WHAT IS REQUIRED :: If a line below contains the word "verified", count it; give only the total.
==================================================
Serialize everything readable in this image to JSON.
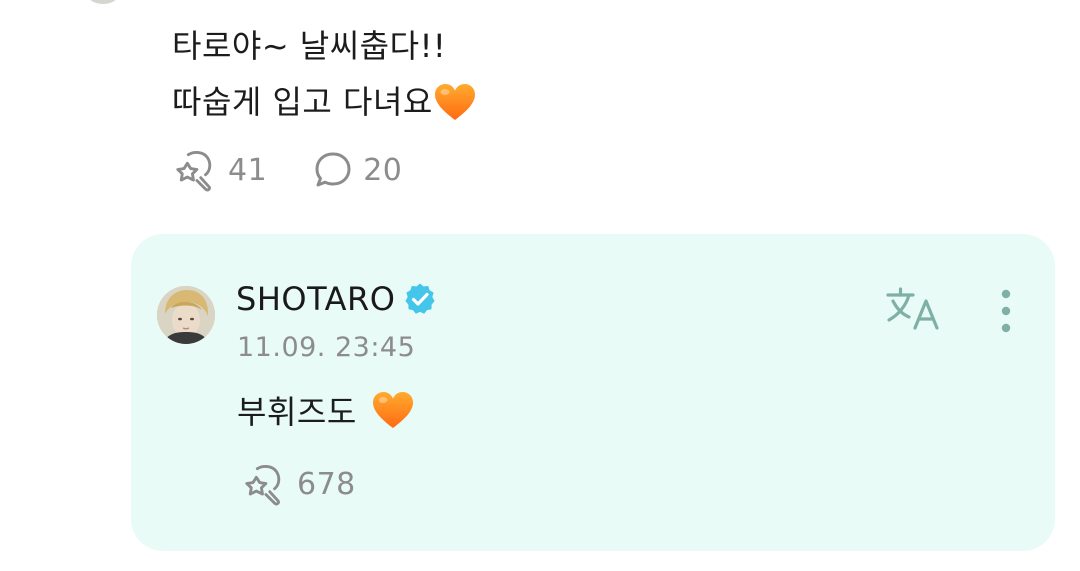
{
  "post": {
    "line1": "타로야~ 날씨춥다!!",
    "line2_text": "따숩게 입고 다녀요",
    "line2_emoji": "orange-heart-emoji",
    "like_count": "41",
    "comment_count": "20"
  },
  "reply": {
    "author": "SHOTARO",
    "verified": true,
    "timestamp": "11.09. 23:45",
    "text": "부휘즈도",
    "text_emoji": "orange-heart-emoji",
    "like_count": "678"
  },
  "icons": {
    "like": "like-icon",
    "comment": "comment-icon",
    "translate": "translate-icon",
    "more": "more-vertical-icon",
    "verified": "verified-badge-icon"
  },
  "colors": {
    "reply_background": "#e9fbf7",
    "accent": "#43c6ea",
    "secondary_text": "#8c8c8c",
    "heart": "#ff8a1c"
  }
}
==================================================
PROBLEM SOLUTION :: 2